Dataset rows describing interfaces:
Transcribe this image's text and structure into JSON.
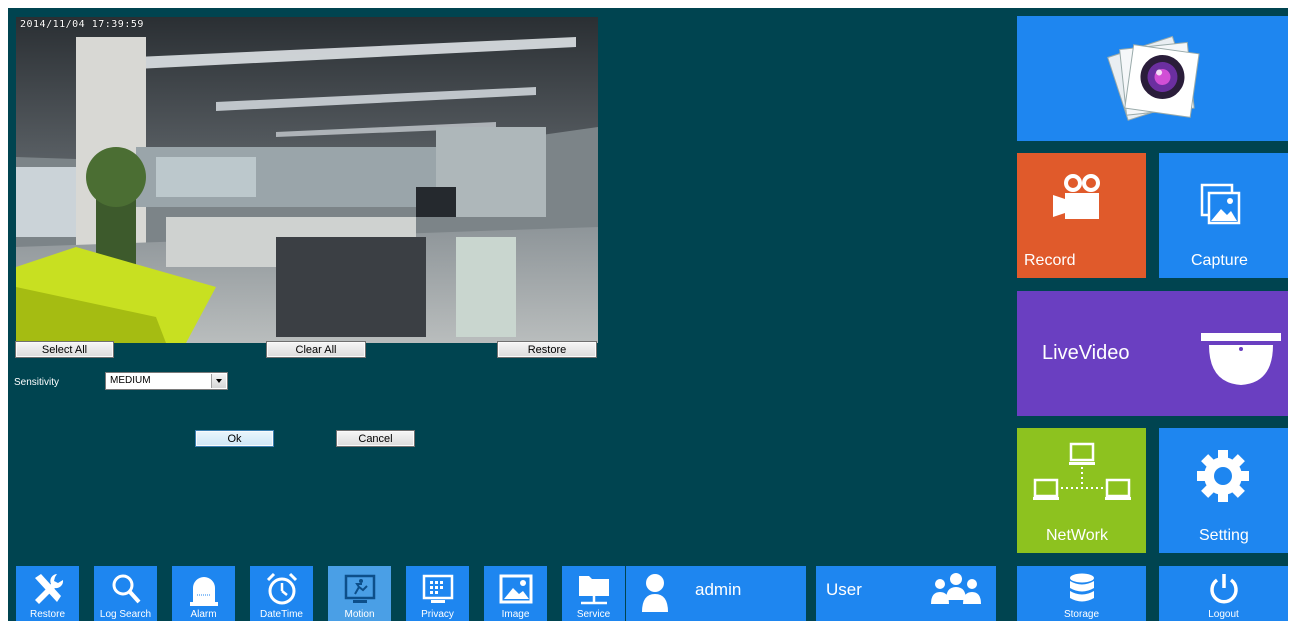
{
  "preview": {
    "timestamp": "2014/11/04 17:39:59"
  },
  "motion_area": {
    "select_all_label": "Select All",
    "clear_all_label": "Clear All",
    "restore_label": "Restore"
  },
  "sensitivity": {
    "label": "Sensitivity",
    "value": "MEDIUM"
  },
  "dialog": {
    "ok_label": "Ok",
    "cancel_label": "Cancel"
  },
  "tiles": {
    "record": "Record",
    "capture": "Capture",
    "live_video": "LiveVideo",
    "network": "NetWork",
    "setting": "Setting",
    "storage": "Storage",
    "logout": "Logout"
  },
  "bottom_bar": {
    "items": [
      {
        "label": "Restore",
        "icon": "tools-icon"
      },
      {
        "label": "Log Search",
        "icon": "search-icon"
      },
      {
        "label": "Alarm",
        "icon": "alarm-icon"
      },
      {
        "label": "DateTime",
        "icon": "clock-icon"
      },
      {
        "label": "Motion",
        "icon": "motion-icon"
      },
      {
        "label": "Privacy",
        "icon": "privacy-icon"
      },
      {
        "label": "Image",
        "icon": "image-icon"
      },
      {
        "label": "Service",
        "icon": "service-icon"
      }
    ],
    "user_name": "admin",
    "user_group": "User"
  },
  "colors": {
    "background": "#004450",
    "tile_blue": "#1e86f0",
    "tile_orange": "#e05a2b",
    "tile_purple": "#6a3fc1",
    "tile_green": "#8dc21f"
  }
}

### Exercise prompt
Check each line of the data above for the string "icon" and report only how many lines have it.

### Response to the task
8